> _Data supplied_
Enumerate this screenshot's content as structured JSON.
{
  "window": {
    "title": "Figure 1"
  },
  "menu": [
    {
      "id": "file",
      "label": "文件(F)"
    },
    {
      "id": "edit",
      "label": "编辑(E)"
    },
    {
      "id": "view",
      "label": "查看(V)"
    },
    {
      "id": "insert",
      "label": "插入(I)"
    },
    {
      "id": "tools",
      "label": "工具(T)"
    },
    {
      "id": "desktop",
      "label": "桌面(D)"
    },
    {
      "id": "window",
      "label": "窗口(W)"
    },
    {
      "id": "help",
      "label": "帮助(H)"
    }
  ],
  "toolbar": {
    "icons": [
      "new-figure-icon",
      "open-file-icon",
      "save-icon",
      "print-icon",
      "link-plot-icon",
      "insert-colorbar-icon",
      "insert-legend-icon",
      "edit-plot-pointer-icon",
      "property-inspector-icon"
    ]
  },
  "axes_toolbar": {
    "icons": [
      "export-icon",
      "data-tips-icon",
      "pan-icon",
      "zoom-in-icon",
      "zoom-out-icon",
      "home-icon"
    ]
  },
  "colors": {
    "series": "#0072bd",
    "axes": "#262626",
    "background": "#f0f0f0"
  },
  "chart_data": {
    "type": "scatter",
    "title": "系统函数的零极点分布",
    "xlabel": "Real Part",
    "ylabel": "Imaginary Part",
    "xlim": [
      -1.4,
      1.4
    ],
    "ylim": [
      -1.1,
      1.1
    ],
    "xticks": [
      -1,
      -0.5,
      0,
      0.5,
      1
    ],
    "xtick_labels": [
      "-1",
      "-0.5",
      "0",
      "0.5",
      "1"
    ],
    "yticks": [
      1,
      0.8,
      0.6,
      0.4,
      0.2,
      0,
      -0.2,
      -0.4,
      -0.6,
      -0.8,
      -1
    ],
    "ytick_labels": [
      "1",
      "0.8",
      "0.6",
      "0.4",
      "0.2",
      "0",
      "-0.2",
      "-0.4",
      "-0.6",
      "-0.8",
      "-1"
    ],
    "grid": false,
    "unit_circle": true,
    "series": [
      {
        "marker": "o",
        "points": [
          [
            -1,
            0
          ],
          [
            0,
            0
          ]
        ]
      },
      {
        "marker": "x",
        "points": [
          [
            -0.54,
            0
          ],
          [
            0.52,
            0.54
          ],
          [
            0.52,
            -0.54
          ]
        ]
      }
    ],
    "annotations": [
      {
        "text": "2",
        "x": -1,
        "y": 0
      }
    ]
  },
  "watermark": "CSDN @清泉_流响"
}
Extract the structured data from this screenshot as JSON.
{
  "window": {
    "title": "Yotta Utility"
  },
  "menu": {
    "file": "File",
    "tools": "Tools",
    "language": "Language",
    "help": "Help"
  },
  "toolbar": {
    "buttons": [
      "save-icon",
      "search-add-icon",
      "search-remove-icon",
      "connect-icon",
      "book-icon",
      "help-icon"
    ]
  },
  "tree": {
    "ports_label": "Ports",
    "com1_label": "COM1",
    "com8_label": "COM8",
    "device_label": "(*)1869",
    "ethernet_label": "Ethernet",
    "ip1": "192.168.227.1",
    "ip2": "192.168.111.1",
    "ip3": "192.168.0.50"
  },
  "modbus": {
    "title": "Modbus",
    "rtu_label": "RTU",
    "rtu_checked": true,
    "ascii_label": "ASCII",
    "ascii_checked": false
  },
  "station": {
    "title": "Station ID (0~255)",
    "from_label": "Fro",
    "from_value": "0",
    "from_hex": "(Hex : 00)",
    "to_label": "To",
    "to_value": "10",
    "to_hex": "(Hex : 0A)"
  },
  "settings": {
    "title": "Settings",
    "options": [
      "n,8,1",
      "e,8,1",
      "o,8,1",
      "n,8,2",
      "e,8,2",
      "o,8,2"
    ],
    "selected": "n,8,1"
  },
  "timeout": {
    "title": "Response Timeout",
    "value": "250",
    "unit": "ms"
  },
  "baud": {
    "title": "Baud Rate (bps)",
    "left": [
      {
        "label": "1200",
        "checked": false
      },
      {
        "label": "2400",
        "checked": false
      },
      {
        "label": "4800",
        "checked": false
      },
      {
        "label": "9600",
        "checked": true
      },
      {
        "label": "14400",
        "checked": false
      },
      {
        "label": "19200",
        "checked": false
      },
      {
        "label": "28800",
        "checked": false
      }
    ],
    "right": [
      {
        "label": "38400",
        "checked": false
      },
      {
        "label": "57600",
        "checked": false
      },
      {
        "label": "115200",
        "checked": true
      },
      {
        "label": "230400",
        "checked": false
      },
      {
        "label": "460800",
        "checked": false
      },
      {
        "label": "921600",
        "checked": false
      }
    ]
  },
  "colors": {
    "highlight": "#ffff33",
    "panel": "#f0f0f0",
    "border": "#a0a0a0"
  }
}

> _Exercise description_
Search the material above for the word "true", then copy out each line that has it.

> _Final answer_
    "unit_circle": true,
    "rtu_checked": true,
        "checked": true
        "checked": true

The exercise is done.